* **TASK INSTRUCTIONS**:
Line count for "title": report how many lines in this material hold that string, with the number alone as the answer.

=== Section Start ===

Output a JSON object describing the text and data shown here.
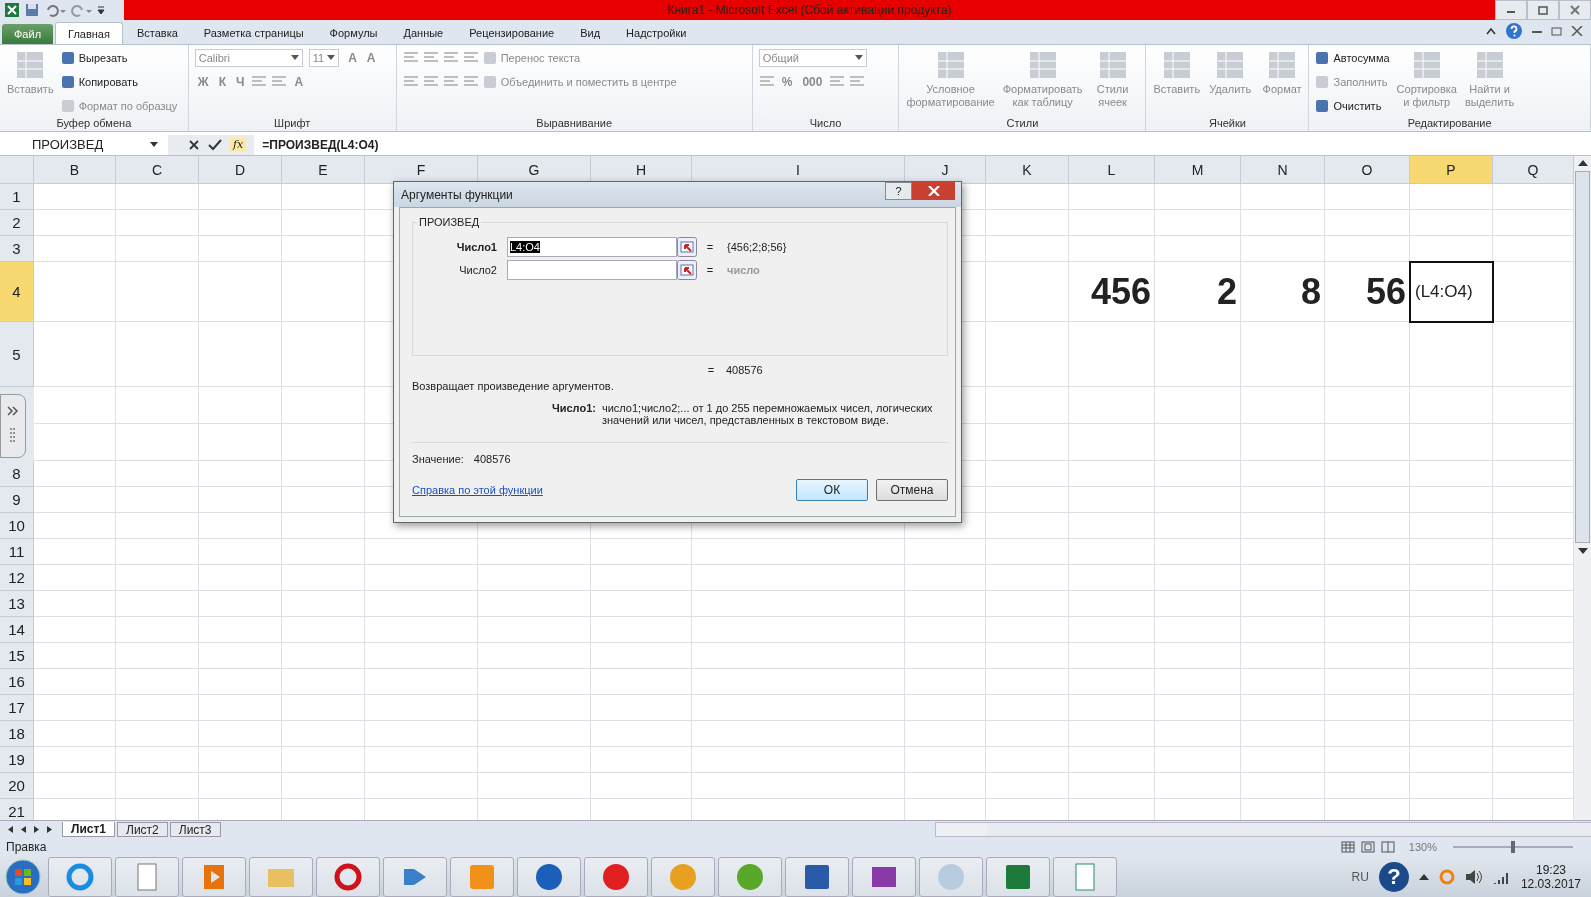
{
  "window": {
    "title": "Книга1  -  Microsoft Excel (Сбой активации продукта)"
  },
  "tabs": [
    {
      "label": "Файл",
      "kind": "file",
      "selected": false
    },
    {
      "label": "Главная",
      "kind": "tab",
      "selected": true
    },
    {
      "label": "Вставка",
      "kind": "tab",
      "selected": false
    },
    {
      "label": "Разметка страницы",
      "kind": "tab",
      "selected": false
    },
    {
      "label": "Формулы",
      "kind": "tab",
      "selected": false
    },
    {
      "label": "Данные",
      "kind": "tab",
      "selected": false
    },
    {
      "label": "Рецензирование",
      "kind": "tab",
      "selected": false
    },
    {
      "label": "Вид",
      "kind": "tab",
      "selected": false
    },
    {
      "label": "Надстройки",
      "kind": "tab",
      "selected": false
    }
  ],
  "ribbon": [
    {
      "label": "Буфер обмена",
      "parts": [
        {
          "kind": "large",
          "label": "Вставить",
          "disabled": true
        },
        {
          "kind": "stack",
          "lines": [
            [
              {
                "kind": "small",
                "label": "Вырезать",
                "disabled": false
              }
            ],
            [
              {
                "kind": "small",
                "label": "Копировать",
                "disabled": false
              }
            ],
            [
              {
                "kind": "small",
                "label": "Формат по образцу",
                "disabled": true
              }
            ]
          ]
        }
      ]
    },
    {
      "label": "Шрифт",
      "parts": [
        {
          "kind": "stack",
          "lines": [
            [
              {
                "kind": "field",
                "label": "Calibri",
                "disabled": true
              },
              {
                "kind": "field",
                "label": "11",
                "disabled": true
              },
              {
                "kind": "tool",
                "label": "A",
                "disabled": true
              },
              {
                "kind": "tool",
                "label": "A",
                "disabled": true
              }
            ],
            [
              {
                "kind": "tool",
                "label": "Ж",
                "disabled": true
              },
              {
                "kind": "tool",
                "label": "К",
                "disabled": true
              },
              {
                "kind": "tool",
                "label": "Ч",
                "disabled": true
              },
              {
                "kind": "icon",
                "disabled": true
              },
              {
                "kind": "icon",
                "disabled": true
              },
              {
                "kind": "tool",
                "label": "A",
                "disabled": true
              }
            ]
          ]
        }
      ]
    },
    {
      "label": "Выравнивание",
      "parts": [
        {
          "kind": "stack",
          "lines": [
            [
              {
                "kind": "icon",
                "disabled": true
              },
              {
                "kind": "icon",
                "disabled": true
              },
              {
                "kind": "icon",
                "disabled": true
              },
              {
                "kind": "icon",
                "disabled": true
              },
              {
                "kind": "small",
                "label": "Перенос текста",
                "disabled": true
              }
            ],
            [
              {
                "kind": "icon",
                "disabled": true
              },
              {
                "kind": "icon",
                "disabled": true
              },
              {
                "kind": "icon",
                "disabled": true
              },
              {
                "kind": "icon",
                "disabled": true
              },
              {
                "kind": "small",
                "label": "Объединить и поместить в центре",
                "disabled": true
              }
            ]
          ]
        }
      ]
    },
    {
      "label": "Число",
      "parts": [
        {
          "kind": "stack",
          "lines": [
            [
              {
                "kind": "field",
                "label": "Общий",
                "disabled": true
              }
            ],
            [
              {
                "kind": "icon",
                "disabled": true
              },
              {
                "kind": "tool",
                "label": "%",
                "disabled": true
              },
              {
                "kind": "tool",
                "label": "000",
                "disabled": true
              },
              {
                "kind": "icon",
                "disabled": true
              },
              {
                "kind": "icon",
                "disabled": true
              }
            ]
          ]
        }
      ]
    },
    {
      "label": "Стили",
      "parts": [
        {
          "kind": "large",
          "label": "Условное форматирование",
          "disabled": true
        },
        {
          "kind": "large",
          "label": "Форматировать как таблицу",
          "disabled": true
        },
        {
          "kind": "large",
          "label": "Стили ячеек",
          "disabled": true
        }
      ]
    },
    {
      "label": "Ячейки",
      "parts": [
        {
          "kind": "large",
          "label": "Вставить",
          "disabled": true
        },
        {
          "kind": "large",
          "label": "Удалить",
          "disabled": true
        },
        {
          "kind": "large",
          "label": "Формат",
          "disabled": true
        }
      ]
    },
    {
      "label": "Редактирование",
      "parts": [
        {
          "kind": "stack",
          "lines": [
            [
              {
                "kind": "small",
                "label": "Автосумма",
                "disabled": false
              }
            ],
            [
              {
                "kind": "small",
                "label": "Заполнить",
                "disabled": true
              }
            ],
            [
              {
                "kind": "small",
                "label": "Очистить",
                "disabled": false
              }
            ]
          ]
        },
        {
          "kind": "large",
          "label": "Сортировка и фильтр",
          "disabled": true
        },
        {
          "kind": "large",
          "label": "Найти и выделить",
          "disabled": true
        }
      ]
    }
  ],
  "formula_bar": {
    "name_box": "ПРОИЗВЕД",
    "fx": "fx",
    "formula": "=ПРОИЗВЕД(L4:O4)"
  },
  "columns": [
    {
      "label": "B",
      "selected": false
    },
    {
      "label": "C",
      "selected": false
    },
    {
      "label": "D",
      "selected": false
    },
    {
      "label": "E",
      "selected": false
    },
    {
      "label": "F",
      "selected": false
    },
    {
      "label": "G",
      "selected": false
    },
    {
      "label": "H",
      "selected": false
    },
    {
      "label": "I",
      "selected": false
    },
    {
      "label": "J",
      "selected": false
    },
    {
      "label": "K",
      "selected": false
    },
    {
      "label": "L",
      "selected": false
    },
    {
      "label": "M",
      "selected": false
    },
    {
      "label": "N",
      "selected": false
    },
    {
      "label": "O",
      "selected": false
    },
    {
      "label": "P",
      "selected": true
    },
    {
      "label": "Q",
      "selected": false
    }
  ],
  "rows": [
    {
      "label": "1",
      "selected": false
    },
    {
      "label": "2",
      "selected": false
    },
    {
      "label": "3",
      "selected": false
    },
    {
      "label": "4",
      "selected": true,
      "cells": [
        {
          "value": "456",
          "selected": false
        },
        {
          "value": "2",
          "selected": false
        },
        {
          "value": "8",
          "selected": false
        },
        {
          "value": "56",
          "selected": false
        },
        {
          "value": "(L4:O4)",
          "selected": true
        }
      ]
    },
    {
      "label": "5",
      "selected": false
    },
    {},
    {},
    {
      "label": "8",
      "selected": false
    },
    {
      "label": "9",
      "selected": false
    },
    {
      "label": "10",
      "selected": false
    },
    {
      "label": "11",
      "selected": false
    },
    {
      "label": "12",
      "selected": false
    },
    {
      "label": "13",
      "selected": false
    },
    {
      "label": "14",
      "selected": false
    },
    {
      "label": "15",
      "selected": false
    },
    {
      "label": "16",
      "selected": false
    },
    {
      "label": "17",
      "selected": false
    },
    {
      "label": "18",
      "selected": false
    },
    {
      "label": "19",
      "selected": false
    },
    {
      "label": "20",
      "selected": false
    },
    {
      "label": "21",
      "selected": false
    }
  ],
  "dialog": {
    "title": "Аргументы функции",
    "help": "?",
    "function_name": "ПРОИЗВЕД",
    "arguments": [
      {
        "label": "Число1",
        "value": "L4:O4",
        "active": true,
        "equals": "=",
        "result": "{456;2;8;56}"
      },
      {
        "label": "Число2",
        "active": false,
        "equals": "=",
        "result": "число"
      }
    ],
    "result_equals": "=",
    "formula_result": "408576",
    "description": "Возвращает произведение аргументов.",
    "arg_help_label": "Число1:",
    "arg_help": "число1;число2;... от 1 до 255 перемножаемых чисел, логических значений или чисел, представленных в текстовом виде.",
    "value_label": "Значение:",
    "value": "408576",
    "help_link": "Справка по этой функции",
    "buttons": [
      {
        "label": "ОК",
        "default": true
      },
      {
        "label": "Отмена",
        "default": false
      }
    ]
  },
  "sheet_tabs": [
    {
      "label": "Лист1",
      "selected": true
    },
    {
      "label": "Лист2",
      "selected": false
    },
    {
      "label": "Лист3",
      "selected": false
    }
  ],
  "status_bar": {
    "mode": "Правка",
    "zoom": "130%",
    "zoom_slider": {
      "level": 0.5
    }
  },
  "taskbar": {
    "language": "RU",
    "help": "?",
    "time": "19:23",
    "date": "12.03.2017"
  }
}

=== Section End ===

* **TASK RESULT**:
2